Pages

February 05, 2010

Breakthrough in Creating First Generation Artificial Pancreas

Using sophisticated computer software, researchers were able to coordinate the actions of a commercially available continuous glucose monitoring device and insulin pump to allow automatic insulin delivery in response to real-time glucose readings.

While using the artificial pancreas system, the children maintained blood sugar levels in the normal range 60% of the time, compared with 40% of the time while using a conventional insulin pump. Between 50% and 70% of hypoglycemic emergencies happen at night.

If that goes well, he says the artificial pancreas could be clinically available within three to five years for overnight use.

It will probably take longer to determine if the system can be used 24 hours a day. Daytime blood sugar control, especially around mealtimes, poses a special challenge



The system proved better than a conventional insulin pump for maintaining optimal blood sugar levels during the night in a study from the U.K.'s University of Cambridge.

The newly published study included 19 children and teens with type 1 diabetes who used the artificial pancreas system for 33 nights and a conventional insulin pump for 21 nights in a hospital setting.

During certain nights, the delivery systems were challenged by having the children eat a large meal or exercise before bedtime. Both of these activities increase the risk for nighttime hypoglycemia.

While using the artificial pancreas system, the children maintained blood sugar levels in the normal range 60% of the time, compared with 40% of the time while using a conventional insulin pump.
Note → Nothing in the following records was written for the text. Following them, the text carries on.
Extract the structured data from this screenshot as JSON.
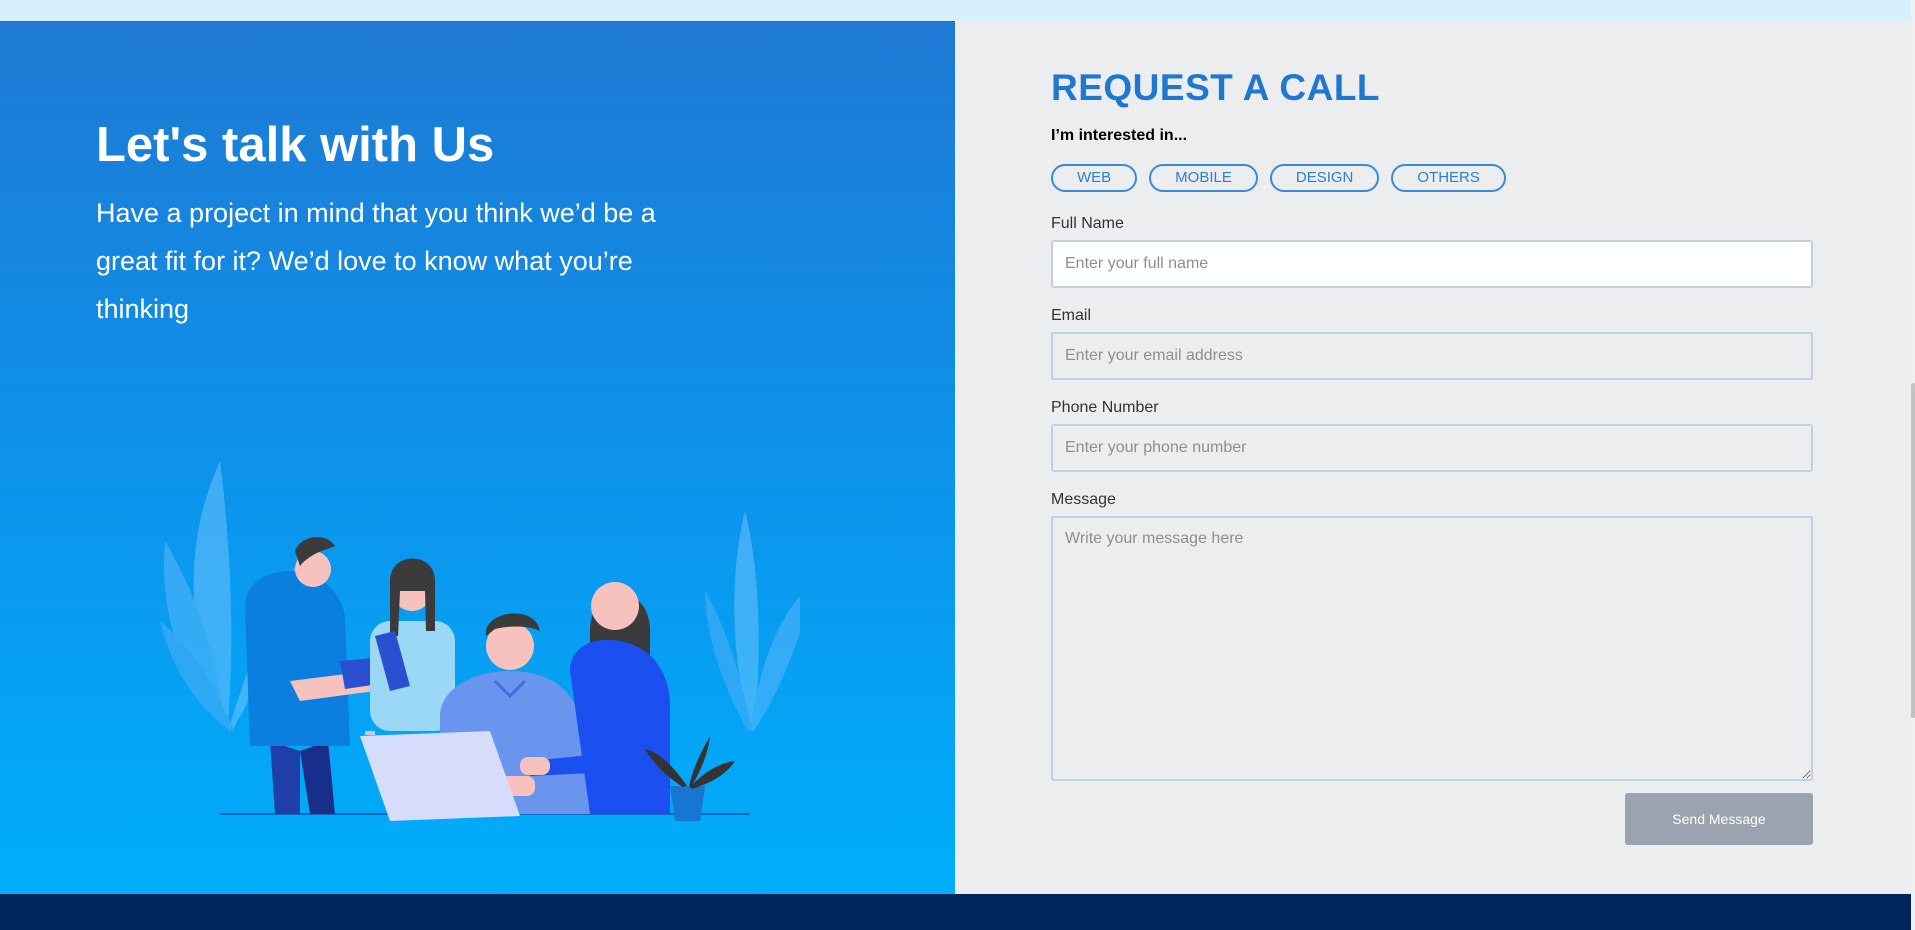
{
  "hero": {
    "title": "Let's talk with Us",
    "text": "Have a project in mind that you think we’d be a great fit for it? We’d love to know what you’re thinking"
  },
  "form": {
    "title": "REQUEST A CALL",
    "interest_label": "I’m interested in...",
    "interests": [
      "WEB",
      "MOBILE",
      "DESIGN",
      "OTHERS"
    ],
    "full_name": {
      "label": "Full Name",
      "placeholder": "Enter your full name",
      "value": ""
    },
    "email": {
      "label": "Email",
      "placeholder": "Enter your email address",
      "value": ""
    },
    "phone": {
      "label": "Phone Number",
      "placeholder": "Enter your phone number",
      "value": ""
    },
    "message": {
      "label": "Message",
      "placeholder": "Write your message here",
      "value": ""
    },
    "submit_label": "Send Message"
  },
  "colors": {
    "accent": "#1f78cf",
    "hero_gradient_top": "#1e79d4",
    "hero_gradient_bottom": "#00aefc",
    "form_background": "#ecedef",
    "button": "#9ba3ae",
    "footer": "#00255a"
  },
  "icons": {
    "illustration": "team-working-at-laptop-illustration",
    "resize": "textarea-resize-handle"
  }
}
Between 50% and 70% of hypoglycemic emergencies happen at night.





blog comments powered by Disqus